While the Ninth Circuit originally had challenges to four states' gay marriage bans lined up for oral argument, Oregon's case came to an unsurprising end last week, when the Ninth Circuit dismissed the National Organization for Marriage's appeal of a denied motion to intervene. Since none of the actual parties to the case appealed, the court dismissed the case as well.

That leaves us with three states: Hawaii, Nevada, and Idaho, all of which are set for marathon oral arguments on Monday at 1 p.m. Pacific Time.

Read on for more information on the court's live video stream of the arguments as well as the judges who will hear those arguments.

In Weirdest Battle Yet, Oregon Adds To Gay Marriage's Win Streak

In a textbook example of the absurdity that can occur when state officials, for better or worse, decide not to defend state laws, a federal court just made gay marriage legal over the opposition of no one at all, and with no appeal likely.

Shortly before U.S. District Court Judge Michael McShane handed down the thirteenth straight victory for gay marriage since Windsor, the Ninth Circuit denied a stay of further proceedings requested by a third-party organization hoping to defend the voter-approved referendum.

Will Gay Juror Case End Nevada's Same-Sex Marriage Battle?

Until now, Nevada's Attorney General Catherine Cortez Masto has fought vehemently to uphold the state's ban on same-sex marriage.

As recently as last week, on the same day that the Ninth Circuit held that a heightened standard of scrutiny, as well as equal protection principles, applied to gays, the state submitted a brief that reportedly placed gay marriage in the context of bigamy and incest.

By Friday afternoon, Masto's office had backed off via a press release, announcing that in light of the Smithkline opinion, many of the arguments made in the brief were now untenable.

Extensions Sought in Same-Sex Marriage Cases; Hawaii Likely Moot

The twin challenges to Nevada and Hawaii's prohibitions on same-sex marriage took further steps towards diverting, and in Hawaii's case, derailing. Though the cases were initially put on parallel tracks by the Ninth Circuit, extensions were requested in both cases, postponing the resolution of the issue in both states.
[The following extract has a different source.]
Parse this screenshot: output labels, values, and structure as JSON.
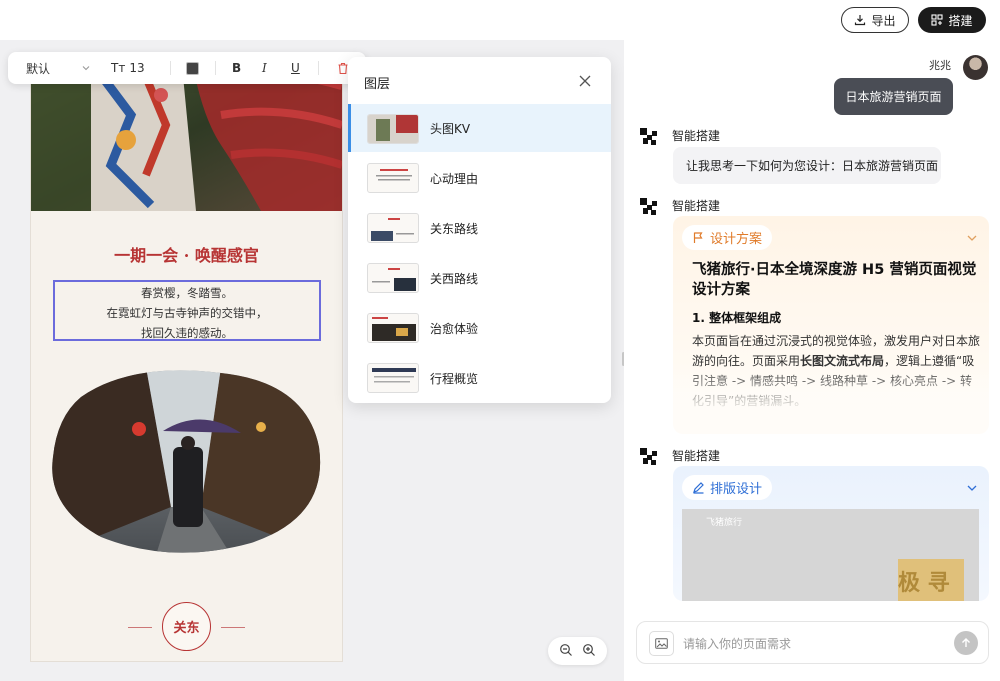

In Hawaii's case, a prior extension was granted due to the state legislature's plan to address the issue. A second unopposed request was filed earlier this week, after Hawaii became the 15th state to allow same-sex marriage, Equality on Trial reports.